Worse than that, he’d dropped his torch and the bark was starting to burn at his feet. We pulled and tugged at that bark, but the harder we pulled the tighter it got. There was no freeing him. The bark blazed. First his legs started to burn, then it moved upwards. The screams were something else. I ain’t never forgot them. And the smell of his clothes and flesh burning was almost more than I could bear. I kept tearing at the bark, but there weren’t no getting him loose. Finally, Jim yelled for us to get back and he shot Sylvester. The screaming stopped.
“I had no choice,” Jim says, “He was sufferin’ too much.”
“I know,” I says, barely able to speak, “how did that happen?”
“I don’t know, but we gots to get outta here now!”
We bolted back to the camp as fast as we could run. Jim dove into the tent, got the rest of his bullets and the bag of Indian treasure.
“Leave that here!” I hollered, “It ain’t worth it!”
“It is worth it!” Jim’s eyes blazed in the moonlight, “I ain’t leavin’ without it! Let ’em try and take it!”
We charged down the trail as fast as we could run. All the while the chantin’ and screechin’ kept on, pretty much beside us. It was like they were toying with us. Jim fired a couple of shots into the brush, but it did no good. After we’d gone a few miles my legs were turning to rubber. My torch was out. And I was out of wind. We huddled together in the moonlight as the howling and chanting continued, all around us now. Daniel hadn’t said a word the whole time. I think he musta been in shock. Then he raised his hand and pointed behind us. He opened his mouth, but nothin’ came out. We turned and looked. Coming down the trail was a tall, rugged lookin’ brave with a tomahawk. But he wasn’t alive, he couldn’t be. In the moonlight he was shimmerin’ all over.

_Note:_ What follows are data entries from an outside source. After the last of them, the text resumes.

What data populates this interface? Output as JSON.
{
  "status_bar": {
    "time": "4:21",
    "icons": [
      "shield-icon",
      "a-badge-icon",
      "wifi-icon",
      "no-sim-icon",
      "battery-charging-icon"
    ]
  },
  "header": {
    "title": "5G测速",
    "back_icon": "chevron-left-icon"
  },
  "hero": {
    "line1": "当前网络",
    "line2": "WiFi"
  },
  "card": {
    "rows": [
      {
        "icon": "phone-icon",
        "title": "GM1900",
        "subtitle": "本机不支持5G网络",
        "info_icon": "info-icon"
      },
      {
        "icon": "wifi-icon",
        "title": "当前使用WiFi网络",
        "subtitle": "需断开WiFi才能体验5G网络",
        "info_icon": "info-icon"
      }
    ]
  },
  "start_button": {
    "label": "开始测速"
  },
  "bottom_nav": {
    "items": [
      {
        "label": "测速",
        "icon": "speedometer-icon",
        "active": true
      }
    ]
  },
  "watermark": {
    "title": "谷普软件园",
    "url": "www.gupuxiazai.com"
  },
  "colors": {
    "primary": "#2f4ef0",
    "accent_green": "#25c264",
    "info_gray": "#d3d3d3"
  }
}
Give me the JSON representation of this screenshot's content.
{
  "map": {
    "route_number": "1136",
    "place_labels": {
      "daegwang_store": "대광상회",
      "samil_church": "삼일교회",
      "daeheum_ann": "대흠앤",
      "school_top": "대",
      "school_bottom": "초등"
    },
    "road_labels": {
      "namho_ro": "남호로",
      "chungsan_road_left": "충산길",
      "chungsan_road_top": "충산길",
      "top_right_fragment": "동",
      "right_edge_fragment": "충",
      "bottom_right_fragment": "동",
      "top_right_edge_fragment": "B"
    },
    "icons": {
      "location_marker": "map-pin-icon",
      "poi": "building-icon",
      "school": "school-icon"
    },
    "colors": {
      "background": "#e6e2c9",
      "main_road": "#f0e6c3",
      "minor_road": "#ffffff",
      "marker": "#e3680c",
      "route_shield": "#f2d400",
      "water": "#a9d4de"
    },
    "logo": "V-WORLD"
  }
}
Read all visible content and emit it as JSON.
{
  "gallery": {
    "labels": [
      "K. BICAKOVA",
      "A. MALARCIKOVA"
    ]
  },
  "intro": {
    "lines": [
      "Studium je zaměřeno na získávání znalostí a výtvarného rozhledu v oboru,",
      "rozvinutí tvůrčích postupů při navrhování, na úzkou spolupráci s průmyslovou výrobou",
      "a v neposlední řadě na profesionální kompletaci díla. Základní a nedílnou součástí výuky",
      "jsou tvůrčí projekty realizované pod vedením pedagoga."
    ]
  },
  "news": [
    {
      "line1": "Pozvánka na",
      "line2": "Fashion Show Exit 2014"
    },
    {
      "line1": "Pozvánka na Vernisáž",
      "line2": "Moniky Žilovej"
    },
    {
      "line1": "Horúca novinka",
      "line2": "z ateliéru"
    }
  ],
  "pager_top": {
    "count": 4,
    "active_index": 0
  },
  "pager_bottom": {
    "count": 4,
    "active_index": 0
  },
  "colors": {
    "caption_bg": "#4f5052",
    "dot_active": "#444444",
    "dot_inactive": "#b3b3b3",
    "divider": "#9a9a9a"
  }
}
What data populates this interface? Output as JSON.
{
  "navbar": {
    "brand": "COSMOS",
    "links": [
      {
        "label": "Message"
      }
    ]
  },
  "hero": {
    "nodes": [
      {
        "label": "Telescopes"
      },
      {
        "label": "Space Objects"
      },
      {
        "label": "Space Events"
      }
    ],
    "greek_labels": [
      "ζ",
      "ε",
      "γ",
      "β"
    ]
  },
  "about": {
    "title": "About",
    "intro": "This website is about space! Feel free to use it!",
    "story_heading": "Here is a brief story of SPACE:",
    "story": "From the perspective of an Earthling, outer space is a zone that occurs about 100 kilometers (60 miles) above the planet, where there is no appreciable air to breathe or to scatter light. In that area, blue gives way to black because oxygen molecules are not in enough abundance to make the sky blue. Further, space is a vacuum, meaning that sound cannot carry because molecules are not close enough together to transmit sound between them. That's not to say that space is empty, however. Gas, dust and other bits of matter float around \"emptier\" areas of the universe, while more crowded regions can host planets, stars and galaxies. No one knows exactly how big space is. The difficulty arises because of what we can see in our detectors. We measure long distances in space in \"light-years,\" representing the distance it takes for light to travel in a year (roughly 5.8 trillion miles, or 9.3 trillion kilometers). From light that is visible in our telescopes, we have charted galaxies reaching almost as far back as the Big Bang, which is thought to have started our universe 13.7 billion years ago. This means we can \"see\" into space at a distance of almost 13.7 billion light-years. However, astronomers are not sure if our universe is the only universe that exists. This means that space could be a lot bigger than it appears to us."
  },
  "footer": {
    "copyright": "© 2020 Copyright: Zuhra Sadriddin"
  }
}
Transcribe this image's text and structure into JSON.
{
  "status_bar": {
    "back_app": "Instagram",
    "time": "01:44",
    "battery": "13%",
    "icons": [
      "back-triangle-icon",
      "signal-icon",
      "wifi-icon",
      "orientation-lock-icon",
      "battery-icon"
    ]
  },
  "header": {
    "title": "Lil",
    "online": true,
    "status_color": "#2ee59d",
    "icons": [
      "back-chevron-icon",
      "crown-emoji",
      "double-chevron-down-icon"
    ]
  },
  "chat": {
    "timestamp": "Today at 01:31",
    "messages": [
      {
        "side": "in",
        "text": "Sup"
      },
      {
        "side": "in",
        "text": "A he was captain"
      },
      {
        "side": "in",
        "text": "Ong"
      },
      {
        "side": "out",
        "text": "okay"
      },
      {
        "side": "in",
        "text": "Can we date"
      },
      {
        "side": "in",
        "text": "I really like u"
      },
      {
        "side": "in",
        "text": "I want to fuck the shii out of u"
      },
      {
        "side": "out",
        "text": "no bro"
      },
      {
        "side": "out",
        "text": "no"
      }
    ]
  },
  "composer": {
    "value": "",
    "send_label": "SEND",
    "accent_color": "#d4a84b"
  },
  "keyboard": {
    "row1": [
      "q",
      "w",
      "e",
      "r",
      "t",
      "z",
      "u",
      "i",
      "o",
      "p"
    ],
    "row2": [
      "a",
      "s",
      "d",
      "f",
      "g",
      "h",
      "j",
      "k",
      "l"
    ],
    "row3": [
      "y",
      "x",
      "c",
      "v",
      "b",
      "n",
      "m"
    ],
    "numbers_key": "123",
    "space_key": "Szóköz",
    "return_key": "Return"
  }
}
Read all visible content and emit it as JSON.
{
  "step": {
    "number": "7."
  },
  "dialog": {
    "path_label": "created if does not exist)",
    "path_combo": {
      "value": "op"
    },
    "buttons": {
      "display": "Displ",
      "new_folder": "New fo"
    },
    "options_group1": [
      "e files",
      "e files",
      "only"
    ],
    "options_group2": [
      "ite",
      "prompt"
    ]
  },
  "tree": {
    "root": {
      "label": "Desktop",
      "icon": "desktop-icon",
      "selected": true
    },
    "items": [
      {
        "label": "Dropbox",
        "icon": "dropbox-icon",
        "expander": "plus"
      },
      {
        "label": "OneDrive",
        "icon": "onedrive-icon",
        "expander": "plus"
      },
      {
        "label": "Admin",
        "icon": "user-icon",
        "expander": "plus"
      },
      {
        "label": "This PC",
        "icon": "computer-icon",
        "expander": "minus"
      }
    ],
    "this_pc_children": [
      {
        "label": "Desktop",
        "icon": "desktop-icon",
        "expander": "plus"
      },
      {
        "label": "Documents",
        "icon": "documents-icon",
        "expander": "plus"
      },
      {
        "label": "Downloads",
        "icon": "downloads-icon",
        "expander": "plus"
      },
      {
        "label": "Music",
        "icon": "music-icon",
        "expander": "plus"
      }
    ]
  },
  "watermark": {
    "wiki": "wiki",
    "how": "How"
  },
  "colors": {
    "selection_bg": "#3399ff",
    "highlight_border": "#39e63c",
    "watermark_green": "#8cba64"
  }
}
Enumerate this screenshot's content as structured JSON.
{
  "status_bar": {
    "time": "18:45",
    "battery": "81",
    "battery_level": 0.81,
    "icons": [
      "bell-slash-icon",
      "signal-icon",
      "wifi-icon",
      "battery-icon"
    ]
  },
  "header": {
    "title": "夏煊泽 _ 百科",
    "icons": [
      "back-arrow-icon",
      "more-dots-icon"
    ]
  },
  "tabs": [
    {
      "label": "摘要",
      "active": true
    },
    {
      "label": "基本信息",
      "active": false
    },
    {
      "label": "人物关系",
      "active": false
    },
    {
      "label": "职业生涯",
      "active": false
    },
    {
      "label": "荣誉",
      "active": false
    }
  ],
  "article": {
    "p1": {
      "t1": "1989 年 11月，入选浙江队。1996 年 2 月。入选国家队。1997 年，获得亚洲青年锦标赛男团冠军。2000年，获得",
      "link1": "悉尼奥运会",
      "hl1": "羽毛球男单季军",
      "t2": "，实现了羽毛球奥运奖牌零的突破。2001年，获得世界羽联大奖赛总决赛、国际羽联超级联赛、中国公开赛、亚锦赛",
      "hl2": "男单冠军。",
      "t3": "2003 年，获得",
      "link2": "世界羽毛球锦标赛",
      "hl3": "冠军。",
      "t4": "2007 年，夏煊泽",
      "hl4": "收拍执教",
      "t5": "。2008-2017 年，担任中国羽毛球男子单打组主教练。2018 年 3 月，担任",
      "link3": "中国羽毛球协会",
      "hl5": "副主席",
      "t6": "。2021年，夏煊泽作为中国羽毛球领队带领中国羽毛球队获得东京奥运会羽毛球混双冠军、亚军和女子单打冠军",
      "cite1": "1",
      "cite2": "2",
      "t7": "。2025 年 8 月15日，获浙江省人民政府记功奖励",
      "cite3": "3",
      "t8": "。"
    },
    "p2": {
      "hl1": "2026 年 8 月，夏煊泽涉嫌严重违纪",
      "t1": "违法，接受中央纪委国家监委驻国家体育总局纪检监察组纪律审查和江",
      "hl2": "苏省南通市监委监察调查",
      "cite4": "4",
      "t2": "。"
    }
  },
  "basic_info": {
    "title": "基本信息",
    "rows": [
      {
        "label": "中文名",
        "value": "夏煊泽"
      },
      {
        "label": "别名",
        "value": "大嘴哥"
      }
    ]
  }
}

And his eyes were glowin’ red. He raised the tomahawk, ready to strike.
Tomorrow, the conclusion, in the meantime, get yourself a novel written by yours truly…. just follow the link and thanks eh! http://www.amazon.com/s/ref=nb_sb_noss_1?url=search-alias%3Daps&field-keywords=the+vision+jason+lawson